If CASI makes candidates ride plates as part of certification earlier, then I think maybe there would be more instructors on plates, and maybe the kids would pick up riding plates from the instructors.

Link to comment
Share on other sites

The Level 1 race coach deals with both Alpine and BX racing. You must be able to carve consistently on Blue terrain. You can ride hard or soft boots. On my course there were 5 with hard boots, and 1 in soft.

Also, as Alpine168 mentioned, to get your CASI IV you must be proficient in both hard and soft boots. There are quite a few instructors in Canada that ride and teach on plates though. Most are in quebec and speak french, so most wouldn't be able to participate here at BOL.

Link to comment
Share on other sites

USSA level 1 alpine coaching - Race focused, a skiers course with tactical value for snowboarders

USSA Technical delegate/Official's license

ISF National level Judges - Expired 2002

USASA level 2 (regional) Coaches certificate.

Looking to schedule USASA instructors clinic at my home hill, as AASI is a much more cumbersome schedule procedure.

Starting a team my new home mountain after building the Mount Sunapee for 4 years...

Link to comment
Share on other sites

Join the conversation

You can post now and register later. If you have an account, sign in now to post with your account.

Guest
Reply to this topic...

×   Pasted as rich text.   Restore formatting

  Only 75 emoji are allowed.

×   Your link has been automatically embedded.   Display as a link instead

×   Your previous content has been restored.   Clear editor

×   You cannot paste images directly. Upload or insert images from URL.
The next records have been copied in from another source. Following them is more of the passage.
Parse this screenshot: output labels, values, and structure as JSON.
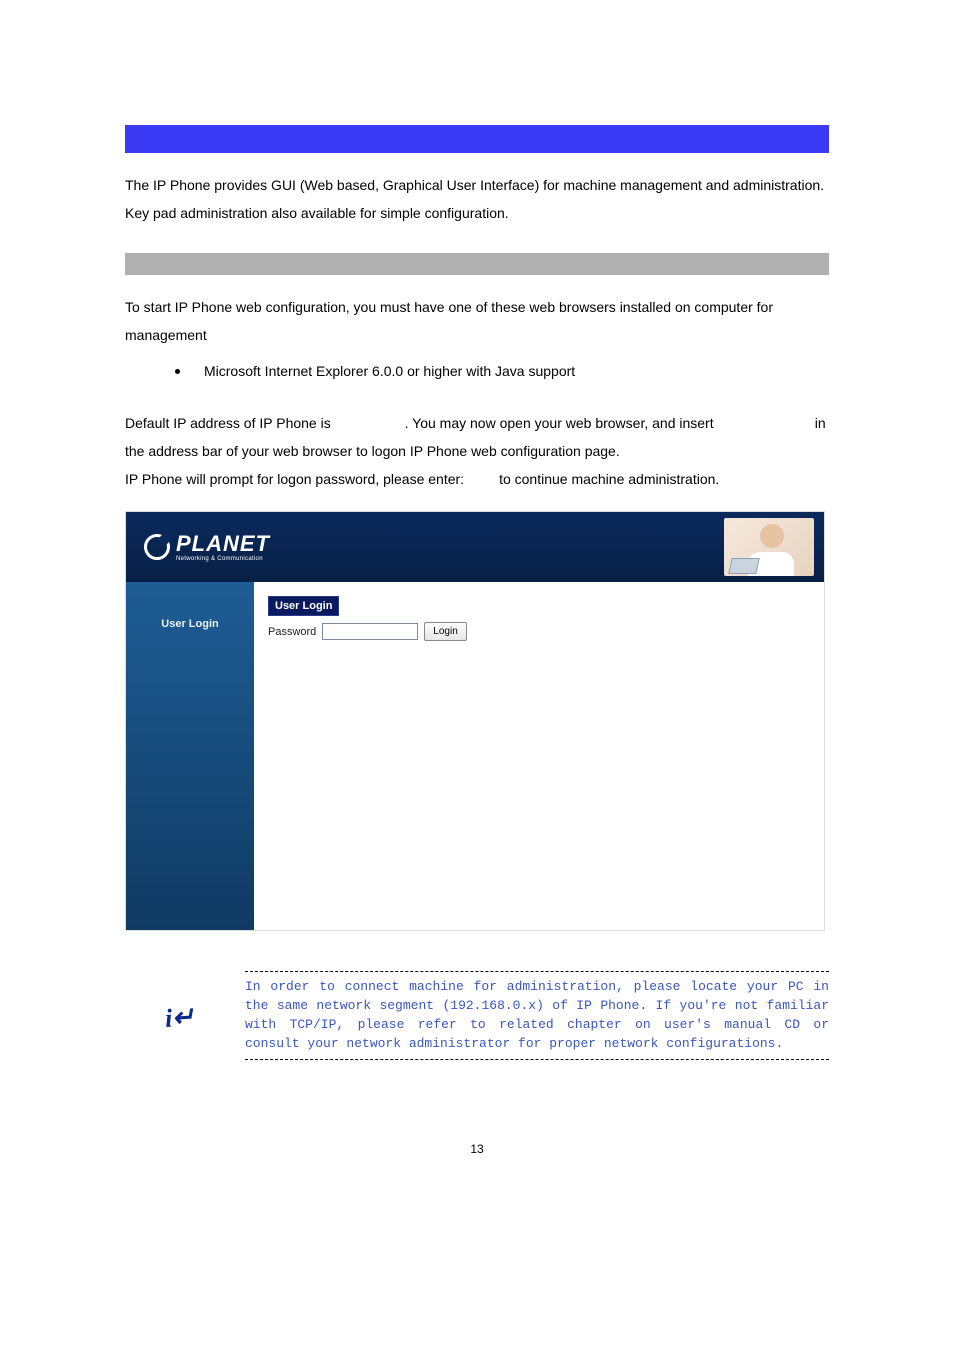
{
  "intro": "The IP Phone provides GUI (Web based, Graphical User Interface) for machine management and administration. Key pad administration also available for simple configuration.",
  "webReqIntro": "To start IP Phone web configuration, you must have one of these web browsers installed on computer for management",
  "browserReq": "Microsoft Internet Explorer 6.0.0 or higher with Java support",
  "defaultIp": {
    "line1_prefix": "Default IP address of IP Phone is ",
    "line1_suffix": ". You may now open your web browser, and insert ",
    "line2_suffix": " in the address bar of your web browser to logon IP Phone web configuration page.",
    "line3_prefix": "IP Phone will prompt for logon password, please enter: ",
    "line3_suffix": " to continue machine administration."
  },
  "screenshot": {
    "brand": "PLANET",
    "brandSub": "Networking & Communication",
    "sidebarItem": "User Login",
    "paneTitle": "User Login",
    "passwordLabel": "Password",
    "passwordValue": "",
    "loginButton": "Login"
  },
  "note": "In order to connect machine for administration, please locate your PC in the same network segment (192.168.0.x) of IP Phone. If you're not familiar with TCP/IP, please refer to related chapter on user's manual CD or consult your network administrator for proper network configurations.",
  "pageNumber": "13"
}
 Share



  • Recently Browsing

    • No registered users viewing this page.
×
×
  • Create New...